Data section section start

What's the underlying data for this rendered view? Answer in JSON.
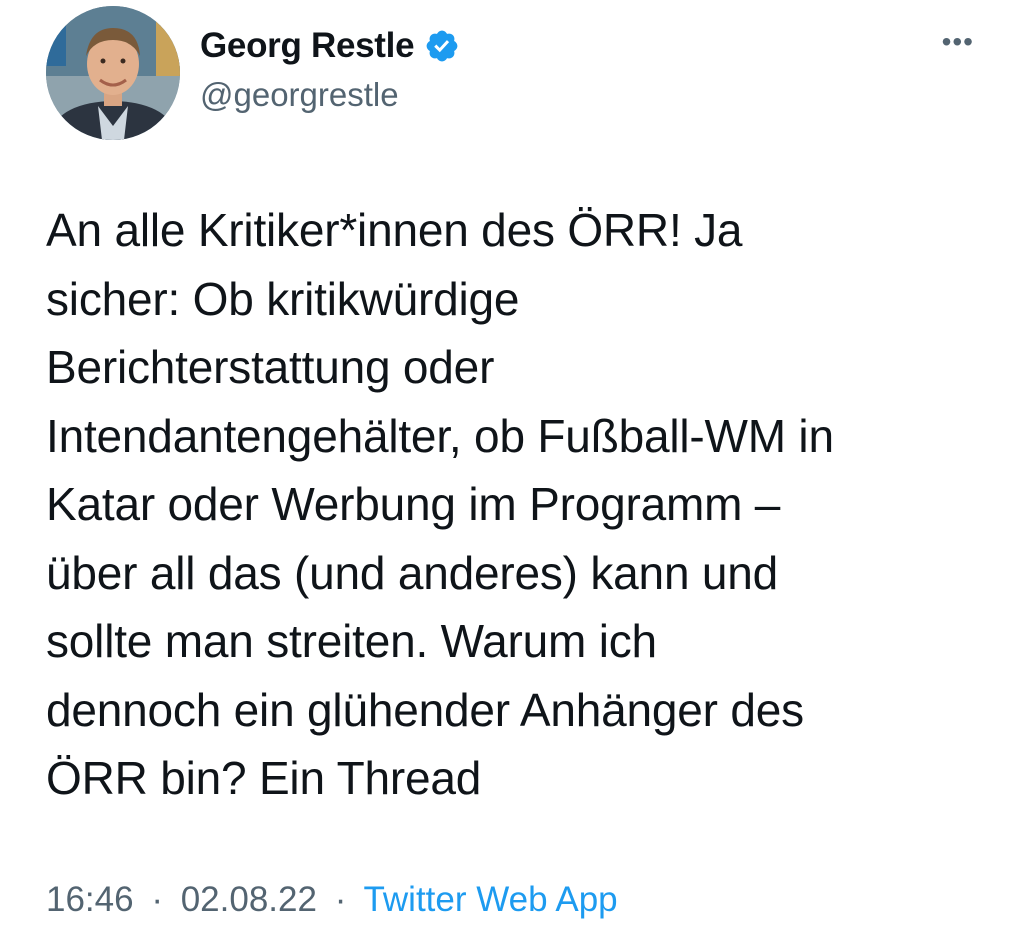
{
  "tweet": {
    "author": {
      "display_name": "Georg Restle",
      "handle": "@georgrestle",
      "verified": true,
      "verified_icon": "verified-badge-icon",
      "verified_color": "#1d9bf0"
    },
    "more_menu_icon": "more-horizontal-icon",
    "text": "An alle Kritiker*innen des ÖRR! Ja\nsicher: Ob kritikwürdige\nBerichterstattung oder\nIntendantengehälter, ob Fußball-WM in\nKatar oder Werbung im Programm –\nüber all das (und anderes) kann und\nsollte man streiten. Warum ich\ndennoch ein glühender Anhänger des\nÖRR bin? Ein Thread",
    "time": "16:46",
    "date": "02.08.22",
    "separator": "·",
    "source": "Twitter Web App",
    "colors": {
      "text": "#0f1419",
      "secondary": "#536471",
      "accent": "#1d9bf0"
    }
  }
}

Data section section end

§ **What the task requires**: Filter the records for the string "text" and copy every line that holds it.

§ **Answer box**:
    "text": "An alle Kritiker*innen des ÖRR! Ja\nsicher: Ob kritikwürdige\nBerichterstattung oder\nIntendantengehälter, ob Fußball-WM in\nKatar oder Werbung im Programm –\nüber all das (und anderes) kann und\nsollte man streiten. Warum ich\ndennoch ein glühender Anhänger des\nÖRR bin? Ein Thread",
      "text": "#0f1419",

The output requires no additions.